Natalie Diaz's second collection, Postcolonial Love Poem, is about one thing: body, love, skin and river. It is populated by the remnants of Native America: the remains of a culture and people stripped of land and water and value. In “American Arithmetic”, Diaz explains:
But in an American room of one hundred people,
I am Native American—less than one, less than
whole —I am less than myself. Only a fraction
of a body, let's say I am only a hand—
Diaz’s poems are divinely sensual: coming with enough hips and thighs, pelvises and elbows, breasts and necks to form a holy army of lovers. Here, love is a passionate, all-consuming physicality: a release and a letting go of self, as in “Like Church”; ‘Her right hip // bone is a searchlight, sweeping me, finds me. // I’ve only ever escaped through her body.’However, there is rarely a whole person to be found between the covers, and those who do appear whole do not stay so for long. Thus love becomes witness to violence and destruction, expectation and disappointment in a brother who stabs and opens, dismantles objects and climbs inside people with impunity:
He said, Lift up your shirt. And I did.
He slid his fork between my ribs.
Yes, he sang. A Jesus side wound.

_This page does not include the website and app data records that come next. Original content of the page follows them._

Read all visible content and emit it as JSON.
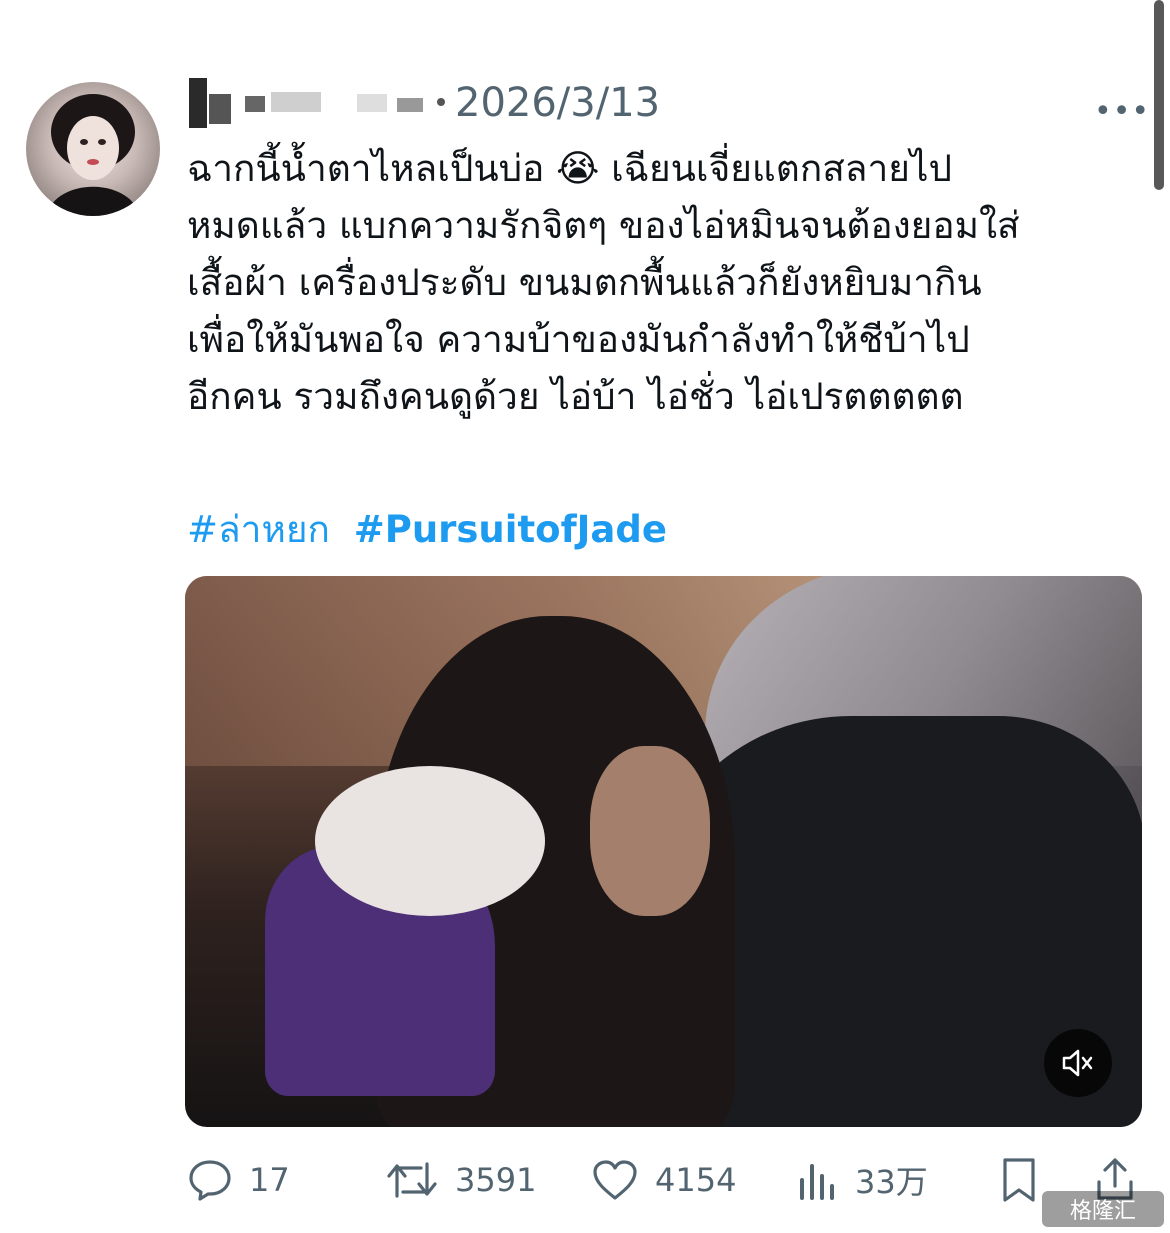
{
  "post": {
    "date": "2026/3/13",
    "more_label": "•••",
    "text_lines": [
      "ฉากนี้น้ำตาไหลเป็นบ่อ 😭 เฉียนเจี่ยแตกสลายไป",
      "หมดแล้ว แบกความรักจิตๆ ของไอ่หมินจนต้องยอมใส่",
      "เสื้อผ้า เครื่องประดับ ขนมตกพื้นแล้วก็ยังหยิบมากิน",
      "เพื่อให้มันพอใจ ความบ้าของมันกำลังทำให้ชีบ้าไป",
      "อีกคน รวมถึงคนดูด้วย ไอ่บ้า ไอ่ชั่ว ไอ่เปรตตตตต"
    ],
    "hashtags": [
      "#ล่าหยก",
      "#PursuitofJade"
    ]
  },
  "media": {
    "mute_icon": "speaker-muted-icon",
    "mute_label": "🔇"
  },
  "actions": {
    "reply_count": "17",
    "repost_count": "3591",
    "like_count": "4154",
    "views_count": "33万"
  },
  "watermark": "格隆汇",
  "colors": {
    "accent": "#1d9bf0",
    "muted": "#536471"
  }
}
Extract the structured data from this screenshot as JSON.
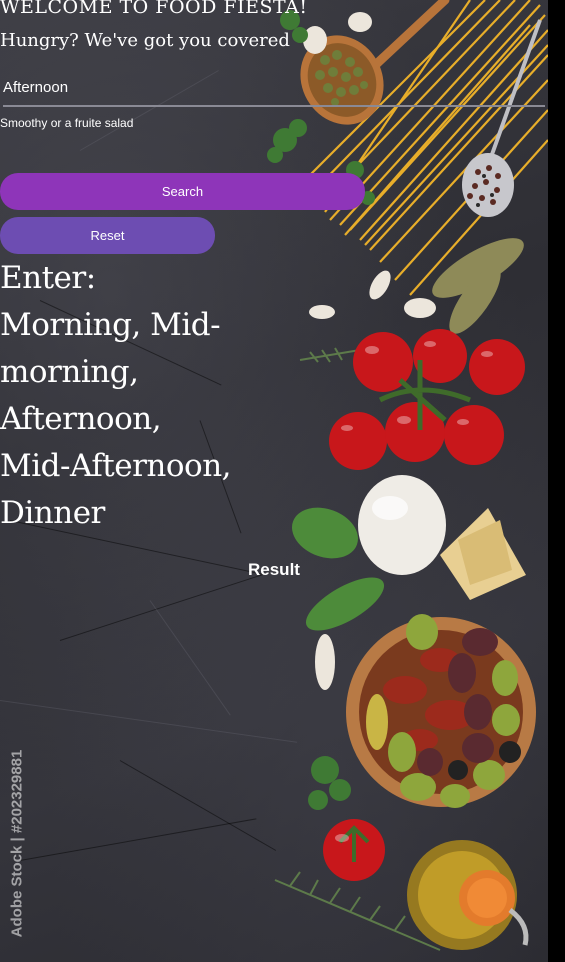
{
  "header": {
    "title": "WELCOME TO FOOD FIESTA!",
    "subtitle": "Hungry? We've got you covered"
  },
  "form": {
    "time_value": "Afternoon",
    "suggestion": "Smoothy or a fruite salad",
    "search_label": "Search",
    "reset_label": "Reset"
  },
  "instructions": "Enter: Morning, Mid-morning, Afternoon, Mid-Afternoon, Dinner",
  "result_label": "Result",
  "watermark": "Adobe Stock | #202329881",
  "colors": {
    "search_button": "#8e35b9",
    "reset_button": "#6d4db2",
    "background": "#333339"
  },
  "icons": [
    "wooden-spoon-capers",
    "spaghetti",
    "peppercorn-spoon",
    "cherry-tomatoes",
    "mozzarella",
    "parmesan",
    "basil",
    "olive-bowl",
    "olive-oil-bottle",
    "garlic",
    "bay-leaves",
    "rosemary",
    "parsley"
  ]
}
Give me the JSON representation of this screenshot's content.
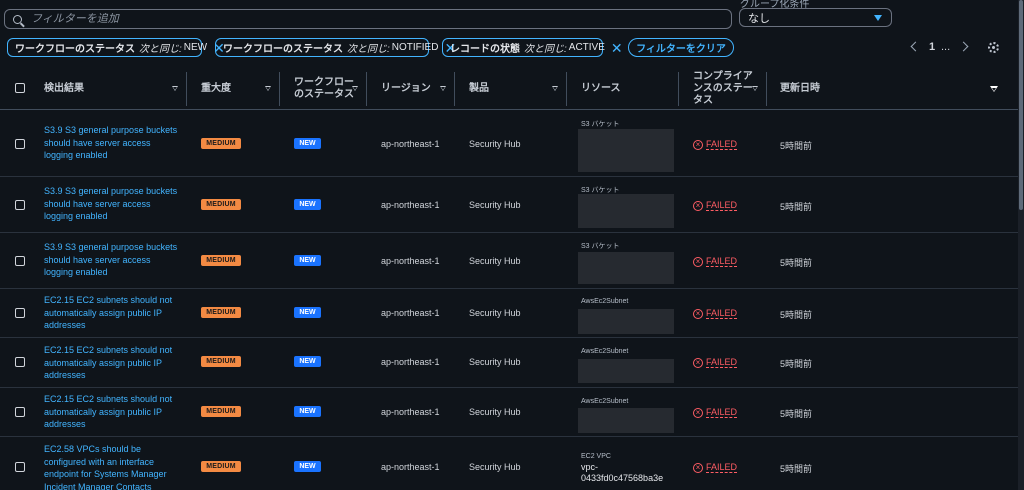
{
  "search": {
    "placeholder": "フィルターを追加"
  },
  "grouping": {
    "label": "グループ化条件",
    "value": "なし"
  },
  "filters": [
    {
      "key": "ワークフローのステータス",
      "op": "次と同じ:",
      "value": "NEW"
    },
    {
      "key": "ワークフローのステータス",
      "op": "次と同じ:",
      "value": "NOTIFIED"
    },
    {
      "key": "レコードの状態",
      "op": "次と同じ:",
      "value": "ACTIVE"
    }
  ],
  "clear_filters_label": "フィルターをクリア",
  "pagination": {
    "current": "1",
    "ellipsis": "..."
  },
  "columns": {
    "finding": "検出結果",
    "severity": "重大度",
    "workflow": [
      "ワークフロー",
      "のステータス"
    ],
    "region": "リージョン",
    "product": "製品",
    "resource": "リソース",
    "compliance": [
      "コンプライア",
      "ンスのステー",
      "タス"
    ],
    "updated": "更新日時"
  },
  "rows": [
    {
      "title": [
        "S3.9 S3 general purpose buckets",
        "should have server access",
        "logging enabled"
      ],
      "severity": "MEDIUM",
      "workflow": "NEW",
      "region": "ap-northeast-1",
      "product": "Security Hub",
      "resource_type": "S3 バケット",
      "resource_id": [],
      "compliance": "FAILED",
      "updated": "5時間前"
    },
    {
      "title": [
        "S3.9 S3 general purpose buckets",
        "should have server access",
        "logging enabled"
      ],
      "severity": "MEDIUM",
      "workflow": "NEW",
      "region": "ap-northeast-1",
      "product": "Security Hub",
      "resource_type": "S3 バケット",
      "resource_id": [],
      "compliance": "FAILED",
      "updated": "5時間前"
    },
    {
      "title": [
        "S3.9 S3 general purpose buckets",
        "should have server access",
        "logging enabled"
      ],
      "severity": "MEDIUM",
      "workflow": "NEW",
      "region": "ap-northeast-1",
      "product": "Security Hub",
      "resource_type": "S3 バケット",
      "resource_id": [],
      "compliance": "FAILED",
      "updated": "5時間前"
    },
    {
      "title": [
        "EC2.15 EC2 subnets should not",
        "automatically assign public IP",
        "addresses"
      ],
      "severity": "MEDIUM",
      "workflow": "NEW",
      "region": "ap-northeast-1",
      "product": "Security Hub",
      "resource_type": "AwsEc2Subnet",
      "resource_id": [],
      "compliance": "FAILED",
      "updated": "5時間前"
    },
    {
      "title": [
        "EC2.15 EC2 subnets should not",
        "automatically assign public IP",
        "addresses"
      ],
      "severity": "MEDIUM",
      "workflow": "NEW",
      "region": "ap-northeast-1",
      "product": "Security Hub",
      "resource_type": "AwsEc2Subnet",
      "resource_id": [],
      "compliance": "FAILED",
      "updated": "5時間前"
    },
    {
      "title": [
        "EC2.15 EC2 subnets should not",
        "automatically assign public IP",
        "addresses"
      ],
      "severity": "MEDIUM",
      "workflow": "NEW",
      "region": "ap-northeast-1",
      "product": "Security Hub",
      "resource_type": "AwsEc2Subnet",
      "resource_id": [],
      "compliance": "FAILED",
      "updated": "5時間前"
    },
    {
      "title": [
        "EC2.58 VPCs should be",
        "configured with an interface",
        "endpoint for Systems Manager",
        "Incident Manager Contacts"
      ],
      "severity": "MEDIUM",
      "workflow": "NEW",
      "region": "ap-northeast-1",
      "product": "Security Hub",
      "resource_type": "EC2 VPC",
      "resource_id": [
        "vpc-",
        "0433fd0c47568ba3e"
      ],
      "compliance": "FAILED",
      "updated": "5時間前"
    }
  ],
  "colors": {
    "accent": "#42b4ff",
    "medium": "#f38a43",
    "new": "#1a73ff",
    "failed": "#ff5d64",
    "background": "#0f141a"
  }
}
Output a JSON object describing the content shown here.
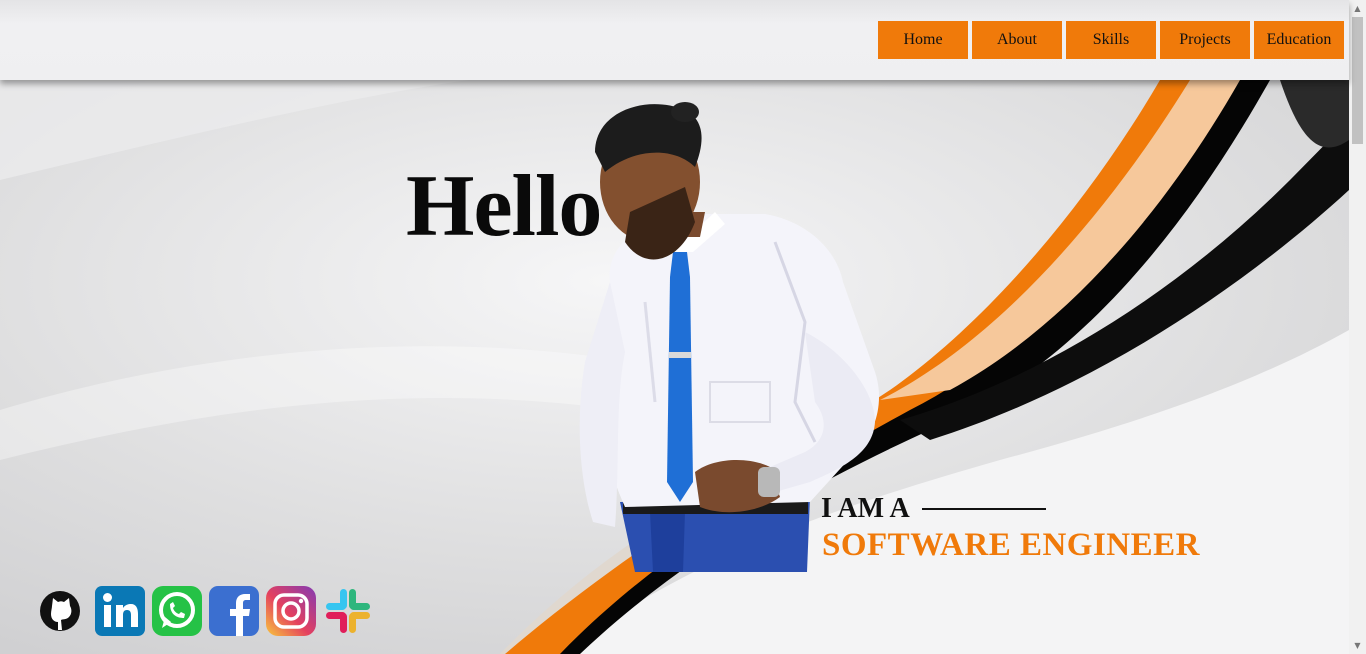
{
  "nav": {
    "items": [
      {
        "label": "Home"
      },
      {
        "label": "About"
      },
      {
        "label": "Skills"
      },
      {
        "label": "Projects"
      },
      {
        "label": "Education"
      }
    ]
  },
  "hero": {
    "greeting": "Hello",
    "intro": "I AM A",
    "role": "SOFTWARE ENGINEER"
  },
  "social": [
    {
      "icon": "github-icon"
    },
    {
      "icon": "linkedin-icon"
    },
    {
      "icon": "whatsapp-icon"
    },
    {
      "icon": "facebook-icon"
    },
    {
      "icon": "instagram-icon"
    },
    {
      "icon": "slack-icon"
    }
  ],
  "colors": {
    "accent": "#f07a0a",
    "text": "#111111",
    "background": "#e3e3e5"
  }
}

It wouldn’t stop bleeding.
He reached inside
and turned on the lamp.
( “My Brother, My Wound” )
For Diaz, skin can be light, and lightly worn, as with a lover: it can be wounded and worn through, as with a brother; and it can be heavy and hard to carry, as her mother needs her to know:
My mother has always known best,
knew that I’d be begging for them,
to lay my face against their white
laps, to be held in something more
than the loud light of their projectors,
All this time,
I thought my mother said, Wait,
When really, she said, Weight,
meaning heft, preparing me
for the yoke of myself,
the beast of my country’s burdens,
(“They Don’t Love You Like I Love You”)
Diaz directly addresses these concerns in “The First Water Is the Body”: ‘Americans prefer a magical red Indian, or a shaman, or a fake Indian in a red dress, over a real Native […] // What threatens white people is often dismissed as myth. I have never been true in America.’ And whatever America cannot mythologise, such as a river, it demythologizes, modernises and turns to profit:
Now it is shattered by fifteen dams
over one thousand four hundred and fifty miles,
pipes and pumps filling
swimming pools and sprinklers
in Los Angeles and Las Vegas.
(“How the Milky Way Was Made”)
“exhibits from The American Water Museum” is the most substantial poem in the collection: not simply for its length, flowing as it does across eleven pages, but for the catalogue of loves, beliefs, mistreatments, abuses, and cruelties the river carries as it goes. Diaz’s considered and precise prosody is enhanced by the fluctuating depth and flow of her form and the poem ends as a river ends, expansive and oceanic:
Art of Fact:
Let me tell you a story about water:
Once upon a time there was us.
America’s thirst tried to drink us away.
And here we still are.
Natalie Diaz's second collection, Postcolonial Love Poem, is about one thing: body, love, skin and river. To contain its light touch, heft, and flow here is to dam the river, dim the lights and make it less than whole.